Note: This is the sermon for Advent Midweek 1, 2017
Text: 2 Corinthians 1:3-7
For these three midweek Advent services, we’ll be considering the commemorations of three saints of God – a brother and two sisters in Christ – who now rest from their labors but have left us notable examples of the faithful Christian life.
A word of caution and instruction. A knee-jerk reaction to talking about saints is to assume that we’re talking in the same way that the Roman church talks about them. We’re not. However, as Lutherans we don’t reject something solely because it’s found in a congregation labeled as Roman Catholic or Methodist or Baptist; if that was the case we’d have to get rid of confessing our sins, reading and listening to the Word of God, singing, sitting in pews, electric lighting, all these decorations, etc. Instead we reject something if it conflicts with the Gospel and the teaching of the Scriptures, and thus obscures Jesus Christ alone as our hope of salvation, forgiveness of sins, and eternal life. Our own Lutheran Confessions uphold considering the lives of the saints – and when I say “saint” I mean a Christian, a person who has been made holy by the Holy Spirit given to them through the Word and Holy Baptism. Here’s what the Lutheran Confessions state: “Of the worship of saints they teach that the memory of saints may be set before us, that we may follow their faith and good works, according to our calling, as the Emperor may follow the example of David in making war to drive away the Turk from his country.”
This is the positive use of the stories of our brothers and sisters in Christ. Not to make them out to be any sort of help or aid when it comes to salvation. But instead to hold them up as good examples to seek to imitate, as they themselves lived out their lives according to the teaching of Christ in the Holy Scriptures. In the same way the Apostle Paul holds himself out to the Christians that he writes to and asks them to imitate him. In the same way Christian parents will model for their children the pious life of faith in Christ by praying, reading the Scriptures with their families, making use of the Word of God and the Sacrament of the Altar regularly in the Divine Service, giving generously to the Church and to those in need from the treasures that God has given them. In this way children will see the faith modeled for them by the saints that God has put in their lives: their parents.
So then tonight we hear a little about Nicholas, Bishop of Myra, our father in the faith and an example of Christian generosity, charity, and mercy. There are actually several notable stories about Nicholas, but I want to just tell one tonight.
Nicholas heard of a poor man who had three daughters, but no dowry to give any of them. Because of this, it would be very difficult for the girls to marry; in their time and place, this meant a very hard life for the daughters once their father died or grew too weak to support their lives, and so the girls would have likely ended up in slavery or prostitution.
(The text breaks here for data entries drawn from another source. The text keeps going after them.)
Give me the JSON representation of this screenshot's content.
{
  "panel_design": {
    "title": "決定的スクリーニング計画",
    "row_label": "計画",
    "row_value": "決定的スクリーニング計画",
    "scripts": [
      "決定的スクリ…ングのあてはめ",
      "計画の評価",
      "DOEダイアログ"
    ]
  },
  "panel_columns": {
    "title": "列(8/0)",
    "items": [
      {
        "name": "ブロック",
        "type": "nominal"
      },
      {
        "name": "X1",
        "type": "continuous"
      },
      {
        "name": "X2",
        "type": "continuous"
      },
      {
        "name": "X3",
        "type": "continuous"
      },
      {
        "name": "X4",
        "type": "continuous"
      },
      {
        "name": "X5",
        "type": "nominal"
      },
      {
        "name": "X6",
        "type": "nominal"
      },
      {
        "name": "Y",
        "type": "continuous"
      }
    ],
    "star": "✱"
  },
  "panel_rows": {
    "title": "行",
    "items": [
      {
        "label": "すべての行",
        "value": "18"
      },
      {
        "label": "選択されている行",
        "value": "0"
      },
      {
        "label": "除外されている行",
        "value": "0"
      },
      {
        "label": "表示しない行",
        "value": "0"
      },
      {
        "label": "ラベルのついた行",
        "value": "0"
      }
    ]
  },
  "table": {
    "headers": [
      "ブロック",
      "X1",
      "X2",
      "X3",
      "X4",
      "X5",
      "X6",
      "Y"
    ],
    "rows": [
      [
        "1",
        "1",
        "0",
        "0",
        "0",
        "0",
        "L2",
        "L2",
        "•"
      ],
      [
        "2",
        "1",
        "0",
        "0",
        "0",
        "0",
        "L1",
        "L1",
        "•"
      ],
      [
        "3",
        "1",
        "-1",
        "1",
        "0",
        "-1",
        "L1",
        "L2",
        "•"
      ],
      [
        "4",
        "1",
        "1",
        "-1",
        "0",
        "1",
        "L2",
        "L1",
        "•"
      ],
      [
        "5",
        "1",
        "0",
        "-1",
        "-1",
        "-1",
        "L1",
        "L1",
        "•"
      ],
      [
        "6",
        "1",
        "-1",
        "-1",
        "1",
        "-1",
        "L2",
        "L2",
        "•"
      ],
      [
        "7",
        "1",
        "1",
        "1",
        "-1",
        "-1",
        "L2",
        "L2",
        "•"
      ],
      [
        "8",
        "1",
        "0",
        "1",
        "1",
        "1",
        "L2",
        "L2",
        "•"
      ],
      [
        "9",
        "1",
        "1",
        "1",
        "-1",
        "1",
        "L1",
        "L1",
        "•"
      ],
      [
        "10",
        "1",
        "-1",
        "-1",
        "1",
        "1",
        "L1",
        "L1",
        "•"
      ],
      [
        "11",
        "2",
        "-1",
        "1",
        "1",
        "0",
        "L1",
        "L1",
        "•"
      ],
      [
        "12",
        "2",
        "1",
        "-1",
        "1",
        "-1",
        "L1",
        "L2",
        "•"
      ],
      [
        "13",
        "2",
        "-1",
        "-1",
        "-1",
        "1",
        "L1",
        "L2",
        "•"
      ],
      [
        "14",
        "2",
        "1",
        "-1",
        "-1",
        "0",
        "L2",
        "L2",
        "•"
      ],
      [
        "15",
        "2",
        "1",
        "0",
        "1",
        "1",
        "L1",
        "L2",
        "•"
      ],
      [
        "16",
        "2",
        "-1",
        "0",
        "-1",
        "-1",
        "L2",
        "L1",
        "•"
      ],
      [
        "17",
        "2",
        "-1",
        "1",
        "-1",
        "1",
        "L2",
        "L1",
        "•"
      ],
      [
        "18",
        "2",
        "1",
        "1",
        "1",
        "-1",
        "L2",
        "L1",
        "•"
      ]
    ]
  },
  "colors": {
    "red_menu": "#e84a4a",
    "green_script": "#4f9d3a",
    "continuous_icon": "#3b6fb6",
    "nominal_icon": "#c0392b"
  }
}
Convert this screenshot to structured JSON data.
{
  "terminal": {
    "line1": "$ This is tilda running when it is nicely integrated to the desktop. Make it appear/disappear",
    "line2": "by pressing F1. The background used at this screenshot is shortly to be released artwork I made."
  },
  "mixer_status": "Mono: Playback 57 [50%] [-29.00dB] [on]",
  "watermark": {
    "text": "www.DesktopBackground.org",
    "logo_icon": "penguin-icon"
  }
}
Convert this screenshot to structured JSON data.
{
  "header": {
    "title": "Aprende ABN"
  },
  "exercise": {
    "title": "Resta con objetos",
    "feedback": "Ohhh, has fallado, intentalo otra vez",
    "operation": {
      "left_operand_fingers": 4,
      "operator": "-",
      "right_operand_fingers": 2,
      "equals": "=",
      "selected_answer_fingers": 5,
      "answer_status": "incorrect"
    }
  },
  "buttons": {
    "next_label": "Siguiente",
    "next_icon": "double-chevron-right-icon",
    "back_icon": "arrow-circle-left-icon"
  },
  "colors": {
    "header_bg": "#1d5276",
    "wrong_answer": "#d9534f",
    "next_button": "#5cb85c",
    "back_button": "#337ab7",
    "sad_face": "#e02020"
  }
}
Nicholas in his kindness used some funds that the Church had in order to help them and prevent them from ending up in that way. At night, Nicholas dropped into the house three small bags of gold coins. With these three gifts, the daughters now each had money for a dowry and were able to marry. Nicholas was able to save these women from a terrible life of burden and harm to their consciences.
In this way, Nicholas reflects the love of Christ and sets an example for us. For every one of us has received help and aid from our Lord Jesus, when we were helpless to aid ourselves or to have any hope of rescue from our misery and fallenness.
So the words from the Epistle which Paul wrote to the Christians in Corinth are profound: ”Blessed be the God and Father of our Lord Jesus Christ, the Father of mercies and God of all comfort, who comforts us in all our affliction, so that we may be able to comfort those who are in any affliction, with the comfort with which we ourselves are comforted by God.”
Even as we find ourselves in suffering, misery, helplessness, despair, our Lord Jesus has suffered for us. When we behold His lowly birth, life, and death for us, we see that truly the riches of heaven are ours, even now. He gives them to us. He provides for all of our needs of body and soul.
In the same way then, we, like Nicholas, can in mercy and pity care for those in our lives who like us are suffering, miserable, helpless, and despairing. The comfort we have received we now can give. The help and aid Jesus has rendered to us, through His Word and through our brothers and sisters in Christ, we now can render to our neighbor.
This comfort never goes away, either. For the promises of God are always yes in Christ Jesus. His mercies are new every morning; that is, they are always present for you. In His lowly manger and on His throne of the cross, Jesus still gives to you not gold or silver but the fruit of His holy, precious blood and his innocent suffering and death; namely, the forgiveness of your sins, eternal life, and every help you need.
Thanks be to God! +INJ+